tise on the Resurrection-Apology for the Christians-His minor pieces-Eulogy of Vincentius Lirinensis on Tertullian's learning — Martyrdom of Perpetua and Felicitas, &c.A. D. 200.
· My design, in the present Lecture, is to submit to you some account of the state of the Christian profession in the times of Tertullian, viz. about the year 200, which is the period assigned him by the writers on Ecclesiastical History. I shall begin with a brief sketch of his biography, and then proceed to some account of his writings, among which his “ Apology for the Christians” holds a distinguished place. He was a man of exemplary piety, and of the most decided attachment to the cause and kingdom of Christ; and, as hath been remarked by the present bishop of Lincoln, in a late publication, “whether we consider the testimony borne to the genuineness and integrity of the books of the New Testament, or the information relating to the doctrine, discipline, and rites of the primitive church, Tertullian's writings form a most important link in that chain of tradition which connects the apostolic age with our own."*
TERTULLIAN, whose Latin name was Quintus Septimius Florens Tertullianus, was born at Carthage, the capital city of Africa, about the middle of the second century. His father was a military officer under the proconsul of Africa, a post of no great consideration ; yet he appears to have conferred upon his
* Ecclesiastical History of the second and third centuries, p. 39, 2nd edition.
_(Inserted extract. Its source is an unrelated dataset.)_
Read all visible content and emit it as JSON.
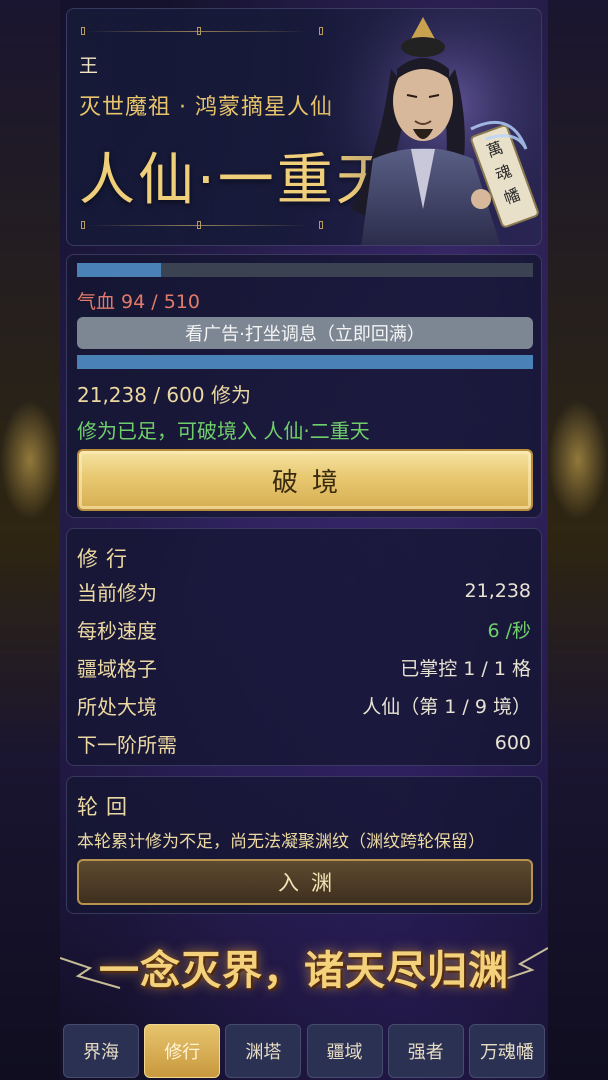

son the advantages of a liberal education, and it is probable he did it with the view of his following the legal profession, though there is no satisfactory evidence of his ever having gone to the bar, or practised as a professional lawyer. He has, however, given proof in his various publications of an intimate acquaintance with the Roman laws, and of his having read the Greek and Roman poets, historians, orators, philosophers, and other heathen writers. The Latin was, of course, his mother tongue ; nevertheless, his skill in Greek was so considerable that he wrote several books in that language. Whether his father made any profession of Christianity, and trained up his son in the nurture and admonition of the Lord, is uncertain ; but the contrary seems the more probable inference to deduce from his father's rank and station as a soldier. We have no particular account of the time or circumstances of Tertullian's conversion ; neither have we of the principal occurrences of his life. Dr. Allix places his birth about the year 150; others, at 160 ;-his conversion to Christianity about 185—his marriage about 186 -his appointment to the elder 's office, in the church of Carthage, about 192-his adoption of the opinions of Montanus about 199—and his death about 220; but the exactness of any of these dates cannot be depended upon.
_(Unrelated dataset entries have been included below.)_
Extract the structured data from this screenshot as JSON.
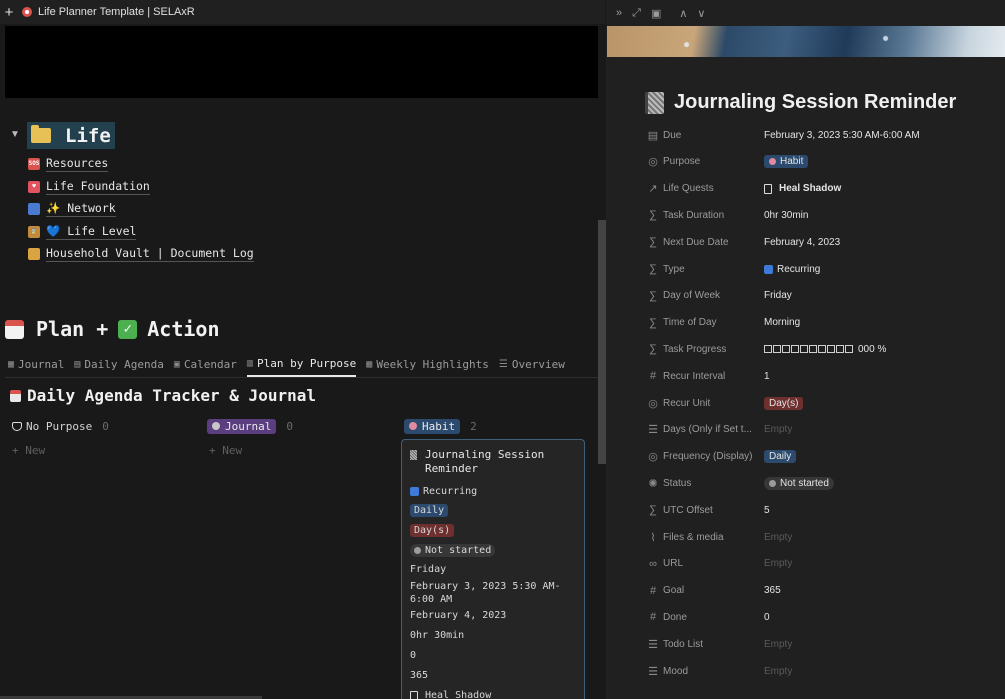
{
  "window": {
    "new_tab_glyph": "+",
    "title": "Life Planner Template | SELAxR"
  },
  "life": {
    "title": "Life",
    "links": [
      {
        "label": "Resources",
        "icon": "sos-icon",
        "icon_text": "SOS",
        "color": "#d9534f"
      },
      {
        "label": "Life Foundation",
        "icon": "heart-icon",
        "icon_text": "♥",
        "color": "#e0535f"
      },
      {
        "label": "✨ Network",
        "icon": "people-icon",
        "icon_text": "",
        "color": "#4a7bd0"
      },
      {
        "label": "💙 Life Level",
        "icon": "hourglass-icon",
        "icon_text": "⌛",
        "color": "#c58b3c"
      },
      {
        "label": "Household Vault | Document Log",
        "icon": "scroll-icon",
        "icon_text": "",
        "color": "#d9a441"
      }
    ]
  },
  "plan": {
    "title_left": "Plan +",
    "title_right": "Action",
    "tabs": [
      {
        "label": "Journal",
        "icon": "table-icon",
        "glyph": "▦",
        "active": false
      },
      {
        "label": "Daily Agenda",
        "icon": "list-icon",
        "glyph": "▤",
        "active": false
      },
      {
        "label": "Calendar",
        "icon": "calendar-icon",
        "glyph": "▣",
        "active": false
      },
      {
        "label": "Plan by Purpose",
        "icon": "board-icon",
        "glyph": "▥",
        "active": true
      },
      {
        "label": "Weekly Highlights",
        "icon": "gallery-icon",
        "glyph": "▦",
        "active": false
      },
      {
        "label": "Overview",
        "icon": "list-icon",
        "glyph": "☰",
        "active": false
      }
    ]
  },
  "board": {
    "title": "Daily Agenda Tracker & Journal",
    "new_label": "+ New",
    "columns": [
      {
        "label": "No Purpose",
        "count": "0"
      },
      {
        "label": "Journal",
        "count": "0",
        "color": "#5a3e80"
      },
      {
        "label": "Habit",
        "count": "2",
        "color": "#2b4a6e"
      }
    ],
    "card": {
      "title": "Journaling Session Reminder",
      "type": "Recurring",
      "frequency": "Daily",
      "recur_unit": "Day(s)",
      "status": "Not started",
      "day": "Friday",
      "due": "February 3, 2023 5:30 AM-6:00 AM",
      "next_due": "February 4, 2023",
      "duration": "0hr 30min",
      "done": "0",
      "goal": "365",
      "quest": "Heal Shadow"
    }
  },
  "panel": {
    "toolbar": {
      "collapse": "»",
      "expand": "⤢",
      "sidepeek": "▣",
      "up": "∧",
      "down": "∨"
    },
    "title": "Journaling Session Reminder",
    "properties": [
      {
        "icon": "calendar-icon",
        "glyph": "▤",
        "label": "Due",
        "value": "February 3, 2023 5:30 AM-6:00 AM"
      },
      {
        "icon": "select-icon",
        "glyph": "◎",
        "label": "Purpose",
        "value": "Habit",
        "pill": "#2b4a6e",
        "dot": "#e08aa0"
      },
      {
        "icon": "relation-icon",
        "glyph": "↗",
        "label": "Life Quests",
        "value": "Heal Shadow",
        "doc": true,
        "bold": true
      },
      {
        "icon": "formula-icon",
        "glyph": "∑",
        "label": "Task Duration",
        "value": "0hr 30min"
      },
      {
        "icon": "formula-icon",
        "glyph": "∑",
        "label": "Next Due Date",
        "value": "February 4, 2023"
      },
      {
        "icon": "formula-icon",
        "glyph": "∑",
        "label": "Type",
        "value": "Recurring",
        "rec": true
      },
      {
        "icon": "formula-icon",
        "glyph": "∑",
        "label": "Day of Week",
        "value": "Friday"
      },
      {
        "icon": "formula-icon",
        "glyph": "∑",
        "label": "Time of Day",
        "value": "Morning"
      },
      {
        "icon": "formula-icon",
        "glyph": "∑",
        "label": "Task Progress",
        "value": "000 %",
        "bar": 10
      },
      {
        "icon": "number-icon",
        "glyph": "#",
        "label": "Recur Interval",
        "value": "1"
      },
      {
        "icon": "select-icon",
        "glyph": "◎",
        "label": "Recur Unit",
        "value": "Day(s)",
        "pill": "#6e2f2f"
      },
      {
        "icon": "multiselect-icon",
        "glyph": "☰",
        "label": "Days (Only if Set t...",
        "value": "Empty",
        "empty": true
      },
      {
        "icon": "select-icon",
        "glyph": "◎",
        "label": "Frequency (Display)",
        "value": "Daily",
        "pill": "#2b4a6e"
      },
      {
        "icon": "status-icon",
        "glyph": "✺",
        "label": "Status",
        "value": "Not started",
        "pill": "#373737",
        "round": true,
        "sdot": true
      },
      {
        "icon": "formula-icon",
        "glyph": "∑",
        "label": "UTC Offset",
        "value": "5"
      },
      {
        "icon": "paperclip-icon",
        "glyph": "⌇",
        "label": "Files & media",
        "value": "Empty",
        "empty": true
      },
      {
        "icon": "link-icon",
        "glyph": "∞",
        "label": "URL",
        "value": "Empty",
        "empty": true
      },
      {
        "icon": "number-icon",
        "glyph": "#",
        "label": "Goal",
        "value": "365"
      },
      {
        "icon": "number-icon",
        "glyph": "#",
        "label": "Done",
        "value": "0"
      },
      {
        "icon": "multiselect-icon",
        "glyph": "☰",
        "label": "Todo List",
        "value": "Empty",
        "empty": true
      },
      {
        "icon": "multiselect-icon",
        "glyph": "☰",
        "label": "Mood",
        "value": "Empty",
        "empty": true
      }
    ]
  }
}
The number and value of his publications entitle him to be regarded as the most considerable of the Latin fathers now remaining, and from them may be collected more information concerning the actual state of Christianity, at the end of the second century, than from any other source to which we have access. He is described to us as a man of a lively fancy and extensive knowledge ; but of a severe temper. According to Lactantius, who was a very competent judge, his style of composition is “rugged, unpolished, and.very obscure ;" yet Dr. Cave observes, that “it is lofty and masculine, carrying a kind of majestic eloquence along with it, which gives a pleasant relish to the judicious and inquisitive reader.” He wrote a great number of books, some of which are lost, but several are still extant, and among them is his masterly “ Apology for the Christians,” as well as other performances which are edifying and instructive. Though he was constitutionally vehement and positive, there appear in his writings frequent indications of real